## EXERCISE REQUIREMENTS
Filter the records for "data" and keep each line that has it.

──────

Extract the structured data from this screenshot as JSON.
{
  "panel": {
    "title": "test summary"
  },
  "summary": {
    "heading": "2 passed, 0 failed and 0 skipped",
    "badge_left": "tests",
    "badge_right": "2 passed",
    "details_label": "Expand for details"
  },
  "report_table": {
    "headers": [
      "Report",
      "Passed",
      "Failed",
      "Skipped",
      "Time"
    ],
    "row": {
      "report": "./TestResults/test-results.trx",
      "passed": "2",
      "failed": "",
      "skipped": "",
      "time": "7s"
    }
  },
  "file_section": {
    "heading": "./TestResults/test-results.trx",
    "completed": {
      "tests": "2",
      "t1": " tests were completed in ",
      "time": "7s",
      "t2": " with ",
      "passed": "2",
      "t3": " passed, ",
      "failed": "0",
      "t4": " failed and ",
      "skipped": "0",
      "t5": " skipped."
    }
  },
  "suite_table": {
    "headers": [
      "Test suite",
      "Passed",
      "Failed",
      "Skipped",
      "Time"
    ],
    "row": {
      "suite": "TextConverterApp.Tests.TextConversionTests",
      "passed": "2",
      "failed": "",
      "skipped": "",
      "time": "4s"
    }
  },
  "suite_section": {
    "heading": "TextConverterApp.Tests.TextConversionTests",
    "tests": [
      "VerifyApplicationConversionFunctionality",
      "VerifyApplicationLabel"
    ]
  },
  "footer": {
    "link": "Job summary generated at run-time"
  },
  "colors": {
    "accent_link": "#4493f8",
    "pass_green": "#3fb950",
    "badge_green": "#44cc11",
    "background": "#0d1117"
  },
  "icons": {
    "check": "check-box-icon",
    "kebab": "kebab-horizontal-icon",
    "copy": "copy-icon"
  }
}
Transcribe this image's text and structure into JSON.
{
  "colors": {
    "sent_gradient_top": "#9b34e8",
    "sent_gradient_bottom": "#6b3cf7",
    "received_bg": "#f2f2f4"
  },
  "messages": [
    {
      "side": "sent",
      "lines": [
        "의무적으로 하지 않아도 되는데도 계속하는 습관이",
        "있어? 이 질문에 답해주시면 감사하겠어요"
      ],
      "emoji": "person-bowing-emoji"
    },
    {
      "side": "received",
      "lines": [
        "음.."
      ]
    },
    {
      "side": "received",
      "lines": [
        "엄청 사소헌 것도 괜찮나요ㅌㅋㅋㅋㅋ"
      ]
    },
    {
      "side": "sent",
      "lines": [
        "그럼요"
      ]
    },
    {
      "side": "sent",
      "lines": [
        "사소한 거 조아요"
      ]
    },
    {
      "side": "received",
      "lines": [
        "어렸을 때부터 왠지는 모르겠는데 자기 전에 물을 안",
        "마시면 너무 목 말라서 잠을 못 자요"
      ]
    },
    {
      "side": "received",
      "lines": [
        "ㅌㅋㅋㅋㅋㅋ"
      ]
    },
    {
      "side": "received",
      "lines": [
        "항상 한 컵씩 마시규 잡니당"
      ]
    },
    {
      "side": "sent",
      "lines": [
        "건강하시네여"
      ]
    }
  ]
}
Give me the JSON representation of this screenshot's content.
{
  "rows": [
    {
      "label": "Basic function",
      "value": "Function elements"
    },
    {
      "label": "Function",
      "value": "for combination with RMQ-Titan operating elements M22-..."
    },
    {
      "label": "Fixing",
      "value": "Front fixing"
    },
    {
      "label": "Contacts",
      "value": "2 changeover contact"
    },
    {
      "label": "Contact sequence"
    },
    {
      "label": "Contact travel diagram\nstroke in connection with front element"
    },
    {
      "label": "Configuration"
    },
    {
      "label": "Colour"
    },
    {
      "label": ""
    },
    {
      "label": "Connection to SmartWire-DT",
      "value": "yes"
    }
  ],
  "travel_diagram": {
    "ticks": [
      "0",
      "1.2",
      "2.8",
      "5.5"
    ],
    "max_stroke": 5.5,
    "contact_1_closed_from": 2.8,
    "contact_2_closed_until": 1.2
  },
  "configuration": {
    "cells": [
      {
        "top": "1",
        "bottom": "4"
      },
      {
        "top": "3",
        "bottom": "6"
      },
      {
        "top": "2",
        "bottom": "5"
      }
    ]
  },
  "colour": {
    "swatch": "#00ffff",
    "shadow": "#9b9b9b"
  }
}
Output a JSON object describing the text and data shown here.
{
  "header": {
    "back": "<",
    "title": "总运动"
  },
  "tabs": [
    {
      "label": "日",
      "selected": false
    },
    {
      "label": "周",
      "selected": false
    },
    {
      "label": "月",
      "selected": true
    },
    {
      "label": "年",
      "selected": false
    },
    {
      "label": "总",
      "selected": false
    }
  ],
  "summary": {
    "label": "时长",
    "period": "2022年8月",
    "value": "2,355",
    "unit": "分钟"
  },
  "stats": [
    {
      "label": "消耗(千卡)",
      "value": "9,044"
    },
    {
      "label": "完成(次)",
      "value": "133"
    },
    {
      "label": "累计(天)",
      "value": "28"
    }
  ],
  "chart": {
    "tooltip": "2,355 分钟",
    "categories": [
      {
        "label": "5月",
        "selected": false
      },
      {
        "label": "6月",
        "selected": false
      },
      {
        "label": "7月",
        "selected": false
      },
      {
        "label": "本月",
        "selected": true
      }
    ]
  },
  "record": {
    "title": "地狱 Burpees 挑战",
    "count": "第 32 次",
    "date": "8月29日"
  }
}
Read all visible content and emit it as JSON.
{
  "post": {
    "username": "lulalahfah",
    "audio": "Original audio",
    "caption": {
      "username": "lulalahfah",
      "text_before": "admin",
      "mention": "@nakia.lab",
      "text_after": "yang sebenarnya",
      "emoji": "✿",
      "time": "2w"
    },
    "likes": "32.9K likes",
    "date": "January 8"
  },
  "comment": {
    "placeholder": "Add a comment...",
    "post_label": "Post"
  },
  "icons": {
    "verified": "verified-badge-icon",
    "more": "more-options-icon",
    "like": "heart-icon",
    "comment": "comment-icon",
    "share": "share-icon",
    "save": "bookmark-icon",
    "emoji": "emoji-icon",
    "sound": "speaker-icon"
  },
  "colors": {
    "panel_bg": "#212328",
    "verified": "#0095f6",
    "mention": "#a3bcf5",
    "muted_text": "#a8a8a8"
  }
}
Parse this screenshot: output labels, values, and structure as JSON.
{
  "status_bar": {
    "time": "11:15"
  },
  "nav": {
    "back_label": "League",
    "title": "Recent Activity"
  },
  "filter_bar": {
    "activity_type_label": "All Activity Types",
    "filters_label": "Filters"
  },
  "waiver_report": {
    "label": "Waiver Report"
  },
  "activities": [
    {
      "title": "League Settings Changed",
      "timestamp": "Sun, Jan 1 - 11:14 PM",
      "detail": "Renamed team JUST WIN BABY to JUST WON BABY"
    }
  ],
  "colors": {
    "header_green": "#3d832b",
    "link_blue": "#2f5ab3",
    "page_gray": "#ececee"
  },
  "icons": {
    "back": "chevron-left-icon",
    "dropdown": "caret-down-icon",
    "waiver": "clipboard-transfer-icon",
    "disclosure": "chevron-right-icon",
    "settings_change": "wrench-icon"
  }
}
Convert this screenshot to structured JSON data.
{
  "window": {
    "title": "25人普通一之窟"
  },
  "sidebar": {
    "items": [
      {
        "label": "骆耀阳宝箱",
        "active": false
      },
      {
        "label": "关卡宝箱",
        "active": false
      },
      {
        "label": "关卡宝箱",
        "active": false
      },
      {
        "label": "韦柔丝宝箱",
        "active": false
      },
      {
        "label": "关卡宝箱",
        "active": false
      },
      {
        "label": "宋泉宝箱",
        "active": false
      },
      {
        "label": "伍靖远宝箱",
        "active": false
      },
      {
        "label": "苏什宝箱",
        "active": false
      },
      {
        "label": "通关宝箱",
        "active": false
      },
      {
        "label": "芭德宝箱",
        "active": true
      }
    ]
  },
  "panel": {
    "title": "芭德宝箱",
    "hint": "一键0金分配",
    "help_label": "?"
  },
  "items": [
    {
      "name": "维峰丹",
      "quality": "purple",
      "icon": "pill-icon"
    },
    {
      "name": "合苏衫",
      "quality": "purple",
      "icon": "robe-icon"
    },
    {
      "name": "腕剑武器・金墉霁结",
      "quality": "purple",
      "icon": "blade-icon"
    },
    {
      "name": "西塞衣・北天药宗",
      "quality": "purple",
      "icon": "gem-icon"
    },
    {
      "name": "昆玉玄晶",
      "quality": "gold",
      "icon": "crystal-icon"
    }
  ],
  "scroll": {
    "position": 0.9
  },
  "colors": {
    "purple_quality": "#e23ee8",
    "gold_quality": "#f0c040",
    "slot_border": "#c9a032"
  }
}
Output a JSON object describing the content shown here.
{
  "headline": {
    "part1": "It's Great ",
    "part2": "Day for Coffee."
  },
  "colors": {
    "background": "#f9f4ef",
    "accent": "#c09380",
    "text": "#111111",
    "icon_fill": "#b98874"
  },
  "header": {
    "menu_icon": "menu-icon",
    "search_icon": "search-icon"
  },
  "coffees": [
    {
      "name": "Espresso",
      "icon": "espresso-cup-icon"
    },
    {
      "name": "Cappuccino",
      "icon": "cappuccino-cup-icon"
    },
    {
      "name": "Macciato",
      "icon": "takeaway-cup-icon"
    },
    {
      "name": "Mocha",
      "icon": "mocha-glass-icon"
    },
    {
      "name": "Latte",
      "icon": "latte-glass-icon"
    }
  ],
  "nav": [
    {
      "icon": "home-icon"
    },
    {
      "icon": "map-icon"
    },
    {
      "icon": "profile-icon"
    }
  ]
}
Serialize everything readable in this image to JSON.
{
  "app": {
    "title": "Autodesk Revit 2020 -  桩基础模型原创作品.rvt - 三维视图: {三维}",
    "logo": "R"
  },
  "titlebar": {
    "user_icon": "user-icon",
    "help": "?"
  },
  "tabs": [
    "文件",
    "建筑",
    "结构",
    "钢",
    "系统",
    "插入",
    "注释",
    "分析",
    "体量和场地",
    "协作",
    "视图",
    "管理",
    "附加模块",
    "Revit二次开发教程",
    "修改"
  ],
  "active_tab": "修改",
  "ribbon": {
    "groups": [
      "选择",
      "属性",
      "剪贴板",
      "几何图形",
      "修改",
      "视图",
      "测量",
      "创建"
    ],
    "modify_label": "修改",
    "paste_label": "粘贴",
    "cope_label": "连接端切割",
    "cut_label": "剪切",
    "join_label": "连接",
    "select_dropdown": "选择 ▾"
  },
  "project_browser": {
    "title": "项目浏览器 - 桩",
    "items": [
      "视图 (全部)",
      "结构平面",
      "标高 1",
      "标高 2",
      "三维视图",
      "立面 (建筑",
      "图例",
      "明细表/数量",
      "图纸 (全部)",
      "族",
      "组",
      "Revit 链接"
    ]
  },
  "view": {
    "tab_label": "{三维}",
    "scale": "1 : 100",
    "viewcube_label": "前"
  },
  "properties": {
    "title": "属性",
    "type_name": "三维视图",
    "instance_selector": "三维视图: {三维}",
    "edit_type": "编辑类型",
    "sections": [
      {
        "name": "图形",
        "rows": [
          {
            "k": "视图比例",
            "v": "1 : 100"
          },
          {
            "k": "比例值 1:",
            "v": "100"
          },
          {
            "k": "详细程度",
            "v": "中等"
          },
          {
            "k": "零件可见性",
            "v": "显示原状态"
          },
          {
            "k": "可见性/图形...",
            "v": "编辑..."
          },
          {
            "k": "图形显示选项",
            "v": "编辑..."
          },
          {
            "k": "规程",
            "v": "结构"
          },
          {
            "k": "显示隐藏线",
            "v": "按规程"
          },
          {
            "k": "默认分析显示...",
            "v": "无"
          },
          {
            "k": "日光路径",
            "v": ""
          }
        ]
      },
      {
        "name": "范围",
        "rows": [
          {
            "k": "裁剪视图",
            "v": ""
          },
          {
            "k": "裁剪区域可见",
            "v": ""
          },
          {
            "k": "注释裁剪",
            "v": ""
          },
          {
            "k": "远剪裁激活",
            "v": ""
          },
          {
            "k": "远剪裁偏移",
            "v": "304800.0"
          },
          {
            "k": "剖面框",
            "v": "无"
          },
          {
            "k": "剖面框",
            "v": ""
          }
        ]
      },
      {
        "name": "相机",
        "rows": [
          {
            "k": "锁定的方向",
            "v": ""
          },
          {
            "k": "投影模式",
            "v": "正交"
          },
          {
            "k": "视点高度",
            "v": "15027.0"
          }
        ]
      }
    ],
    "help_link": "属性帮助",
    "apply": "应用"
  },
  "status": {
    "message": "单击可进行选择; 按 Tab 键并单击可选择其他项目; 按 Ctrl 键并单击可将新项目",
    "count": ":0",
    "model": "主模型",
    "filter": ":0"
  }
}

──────

## ANSWER AREA
Extract the structured data from this screenshot as JSON.
Output a JSON object describing the text and data shown here.
Convert this screenshot to structured JSON data.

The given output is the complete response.